### Work instruction
Work out the number of lines below containing the word "title" and give nothing besides it.

[Website and app data records]
********

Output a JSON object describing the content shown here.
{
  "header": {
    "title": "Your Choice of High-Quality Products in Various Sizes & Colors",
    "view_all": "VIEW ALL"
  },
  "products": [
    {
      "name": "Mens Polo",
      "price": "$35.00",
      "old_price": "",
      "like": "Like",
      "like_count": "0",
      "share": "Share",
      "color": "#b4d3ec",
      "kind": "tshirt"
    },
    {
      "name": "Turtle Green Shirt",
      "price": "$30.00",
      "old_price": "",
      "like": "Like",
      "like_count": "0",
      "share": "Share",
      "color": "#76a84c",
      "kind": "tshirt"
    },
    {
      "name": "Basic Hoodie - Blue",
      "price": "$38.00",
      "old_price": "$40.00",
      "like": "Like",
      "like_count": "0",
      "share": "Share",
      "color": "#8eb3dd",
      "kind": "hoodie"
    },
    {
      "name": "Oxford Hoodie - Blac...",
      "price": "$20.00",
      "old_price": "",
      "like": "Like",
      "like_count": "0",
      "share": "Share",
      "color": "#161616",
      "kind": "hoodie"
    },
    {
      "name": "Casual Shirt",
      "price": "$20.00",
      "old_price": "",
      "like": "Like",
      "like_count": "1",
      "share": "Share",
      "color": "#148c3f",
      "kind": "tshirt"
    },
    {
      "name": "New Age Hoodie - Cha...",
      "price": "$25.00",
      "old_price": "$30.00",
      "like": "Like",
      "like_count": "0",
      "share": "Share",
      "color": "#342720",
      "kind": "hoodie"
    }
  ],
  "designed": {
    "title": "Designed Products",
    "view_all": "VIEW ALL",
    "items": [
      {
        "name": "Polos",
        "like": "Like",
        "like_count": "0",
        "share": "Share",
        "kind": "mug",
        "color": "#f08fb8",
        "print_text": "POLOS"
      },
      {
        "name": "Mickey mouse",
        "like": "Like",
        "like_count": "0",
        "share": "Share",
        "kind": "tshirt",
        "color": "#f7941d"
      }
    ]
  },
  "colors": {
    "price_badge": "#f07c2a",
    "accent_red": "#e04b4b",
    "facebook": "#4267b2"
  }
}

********

### Task answer
2